__Entries taken from a collection__.
-----

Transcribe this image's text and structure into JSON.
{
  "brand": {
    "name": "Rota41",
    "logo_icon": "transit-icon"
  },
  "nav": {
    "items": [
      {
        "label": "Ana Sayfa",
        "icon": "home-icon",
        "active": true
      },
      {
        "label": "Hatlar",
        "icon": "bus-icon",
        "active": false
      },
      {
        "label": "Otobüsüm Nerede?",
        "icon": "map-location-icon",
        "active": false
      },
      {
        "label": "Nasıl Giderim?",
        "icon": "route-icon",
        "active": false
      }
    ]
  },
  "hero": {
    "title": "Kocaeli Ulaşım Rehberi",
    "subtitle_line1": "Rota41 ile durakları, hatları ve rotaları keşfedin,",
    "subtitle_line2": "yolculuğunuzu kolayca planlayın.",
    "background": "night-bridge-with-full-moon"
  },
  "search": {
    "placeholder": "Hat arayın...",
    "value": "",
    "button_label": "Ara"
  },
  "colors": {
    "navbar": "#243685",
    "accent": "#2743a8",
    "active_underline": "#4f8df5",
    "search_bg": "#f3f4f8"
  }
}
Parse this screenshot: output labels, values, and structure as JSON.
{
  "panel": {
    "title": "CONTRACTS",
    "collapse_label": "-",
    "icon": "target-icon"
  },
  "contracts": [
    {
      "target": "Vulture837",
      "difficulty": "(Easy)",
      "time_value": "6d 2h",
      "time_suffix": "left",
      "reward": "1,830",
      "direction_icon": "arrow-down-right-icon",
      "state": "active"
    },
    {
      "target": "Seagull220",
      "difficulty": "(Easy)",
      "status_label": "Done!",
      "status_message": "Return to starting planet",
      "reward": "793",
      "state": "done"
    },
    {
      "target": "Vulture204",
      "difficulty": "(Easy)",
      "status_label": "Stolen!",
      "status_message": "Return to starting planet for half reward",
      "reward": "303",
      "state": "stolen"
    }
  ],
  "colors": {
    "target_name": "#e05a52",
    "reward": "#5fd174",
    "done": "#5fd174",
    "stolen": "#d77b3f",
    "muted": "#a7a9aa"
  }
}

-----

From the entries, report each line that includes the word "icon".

    "logo_icon": "transit-icon"
        "icon": "home-icon",
        "icon": "bus-icon",
        "icon": "map-location-icon",
        "icon": "route-icon",
    "icon": "target-icon"
      "direction_icon": "arrow-down-right-icon",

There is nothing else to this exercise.